The major galvanizing experience for them will occur as young adults, when the oil runs out and they finally learn that nothing has been developed to replace it as the lights abruptly go out. Environmental issues, long neglected and exacerbated, will demand their attention as the oceans rise, potable water disappears, food becomes very scarce, corporations collapse, the machines stop, and T-partied governments are absolutely incapable of doing anything about it.
While tragic for the remaining boomers and millennials, the cybers know how to adapt. They had no expectation of social support from government or corporations to begin with, and so quickly learn to count only on their friends, neighbors and themselves as the Dream Society vanishes and they wake up to new realities.
Of course, I may be wrong: an extended Dream Society is always possible, but increasingly likely as well, or instead, is a prolonged period of economic stagnation, energy shortages, environmental challenges, and political stalemate. For this, the Boomers deserve a lot of the blame because there are so many of them demanding to be instantly gratified into death do them part. Surviving Gen Xers will be busy taking care of Number One and to hell with everyone else as they have always done, while the remaining Millennials will be tweeting each other on foot-pedal-operated twittering machines.

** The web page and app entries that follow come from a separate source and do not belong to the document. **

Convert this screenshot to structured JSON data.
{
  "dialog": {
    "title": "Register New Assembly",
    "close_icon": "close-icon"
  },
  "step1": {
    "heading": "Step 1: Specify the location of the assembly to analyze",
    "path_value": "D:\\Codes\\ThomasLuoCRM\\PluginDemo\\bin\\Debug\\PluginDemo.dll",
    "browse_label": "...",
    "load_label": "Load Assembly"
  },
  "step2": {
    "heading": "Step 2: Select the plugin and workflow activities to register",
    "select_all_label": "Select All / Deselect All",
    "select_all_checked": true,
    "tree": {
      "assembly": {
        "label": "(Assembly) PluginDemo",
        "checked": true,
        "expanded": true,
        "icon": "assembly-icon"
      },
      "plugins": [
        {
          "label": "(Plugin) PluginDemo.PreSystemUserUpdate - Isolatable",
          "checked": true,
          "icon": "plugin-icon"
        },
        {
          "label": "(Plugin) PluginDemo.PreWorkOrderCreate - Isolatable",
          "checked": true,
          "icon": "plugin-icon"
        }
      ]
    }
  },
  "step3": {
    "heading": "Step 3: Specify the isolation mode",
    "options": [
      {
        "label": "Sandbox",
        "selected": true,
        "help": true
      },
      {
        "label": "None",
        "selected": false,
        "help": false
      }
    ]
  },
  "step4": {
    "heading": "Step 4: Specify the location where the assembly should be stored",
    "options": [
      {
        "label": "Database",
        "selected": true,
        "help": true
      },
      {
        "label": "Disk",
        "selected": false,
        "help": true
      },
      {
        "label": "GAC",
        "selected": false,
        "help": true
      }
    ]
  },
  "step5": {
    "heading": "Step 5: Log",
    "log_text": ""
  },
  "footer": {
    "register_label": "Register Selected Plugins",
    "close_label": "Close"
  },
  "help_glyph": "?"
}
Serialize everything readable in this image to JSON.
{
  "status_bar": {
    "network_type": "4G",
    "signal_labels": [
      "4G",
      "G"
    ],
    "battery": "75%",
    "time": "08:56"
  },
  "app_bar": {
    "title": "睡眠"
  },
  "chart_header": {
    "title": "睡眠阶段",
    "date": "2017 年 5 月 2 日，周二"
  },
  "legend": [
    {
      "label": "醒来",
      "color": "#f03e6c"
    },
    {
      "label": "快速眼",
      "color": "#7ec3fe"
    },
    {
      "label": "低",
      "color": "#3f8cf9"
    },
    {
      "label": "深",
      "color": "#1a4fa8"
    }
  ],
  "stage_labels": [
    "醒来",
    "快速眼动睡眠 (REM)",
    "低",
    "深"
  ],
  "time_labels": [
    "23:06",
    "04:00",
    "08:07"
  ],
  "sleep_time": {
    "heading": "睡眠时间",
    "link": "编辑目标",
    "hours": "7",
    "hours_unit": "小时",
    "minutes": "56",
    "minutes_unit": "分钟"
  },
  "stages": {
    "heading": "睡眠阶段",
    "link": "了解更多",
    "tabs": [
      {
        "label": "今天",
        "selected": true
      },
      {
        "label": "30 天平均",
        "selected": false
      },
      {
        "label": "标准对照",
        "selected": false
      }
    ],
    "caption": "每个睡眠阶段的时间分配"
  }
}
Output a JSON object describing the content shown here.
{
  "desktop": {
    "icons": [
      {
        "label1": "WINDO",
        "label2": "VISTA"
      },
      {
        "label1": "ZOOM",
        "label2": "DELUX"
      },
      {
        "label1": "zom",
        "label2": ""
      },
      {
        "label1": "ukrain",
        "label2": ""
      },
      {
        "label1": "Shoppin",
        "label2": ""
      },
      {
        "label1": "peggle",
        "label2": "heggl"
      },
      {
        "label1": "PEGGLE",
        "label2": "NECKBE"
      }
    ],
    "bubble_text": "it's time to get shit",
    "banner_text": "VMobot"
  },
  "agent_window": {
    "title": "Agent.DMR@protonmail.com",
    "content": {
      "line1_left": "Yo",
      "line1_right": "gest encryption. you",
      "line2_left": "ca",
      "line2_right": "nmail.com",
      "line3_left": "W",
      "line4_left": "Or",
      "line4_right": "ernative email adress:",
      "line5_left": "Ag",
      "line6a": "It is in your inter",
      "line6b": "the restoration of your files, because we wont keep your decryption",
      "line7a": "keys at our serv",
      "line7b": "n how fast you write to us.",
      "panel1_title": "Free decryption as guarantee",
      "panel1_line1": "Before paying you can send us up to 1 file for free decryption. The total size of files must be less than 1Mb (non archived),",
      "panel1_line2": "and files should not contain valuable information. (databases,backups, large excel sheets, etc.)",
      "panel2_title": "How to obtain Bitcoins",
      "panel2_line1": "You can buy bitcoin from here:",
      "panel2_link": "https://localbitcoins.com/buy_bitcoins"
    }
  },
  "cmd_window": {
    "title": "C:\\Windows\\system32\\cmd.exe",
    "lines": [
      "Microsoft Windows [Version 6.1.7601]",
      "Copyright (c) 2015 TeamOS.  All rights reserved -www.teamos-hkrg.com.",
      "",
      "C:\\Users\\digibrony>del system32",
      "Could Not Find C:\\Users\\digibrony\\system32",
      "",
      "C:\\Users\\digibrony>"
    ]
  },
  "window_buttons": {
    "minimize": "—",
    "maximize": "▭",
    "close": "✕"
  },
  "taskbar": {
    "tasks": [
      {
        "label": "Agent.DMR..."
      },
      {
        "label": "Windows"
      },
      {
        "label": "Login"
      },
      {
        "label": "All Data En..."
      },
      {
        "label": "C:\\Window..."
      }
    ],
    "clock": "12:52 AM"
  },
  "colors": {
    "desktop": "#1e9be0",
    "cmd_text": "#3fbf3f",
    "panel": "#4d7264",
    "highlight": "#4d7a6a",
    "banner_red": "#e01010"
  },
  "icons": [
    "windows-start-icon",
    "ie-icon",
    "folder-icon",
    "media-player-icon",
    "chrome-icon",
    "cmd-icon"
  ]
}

Only the adaptive Cybers will thrive as many of the values and institutions of their great, great grandparents, the GIs and Silents, become relevant once again, but without the ethnic, gender, sexual prejudices and violence of their time.
But what do I know about the futures?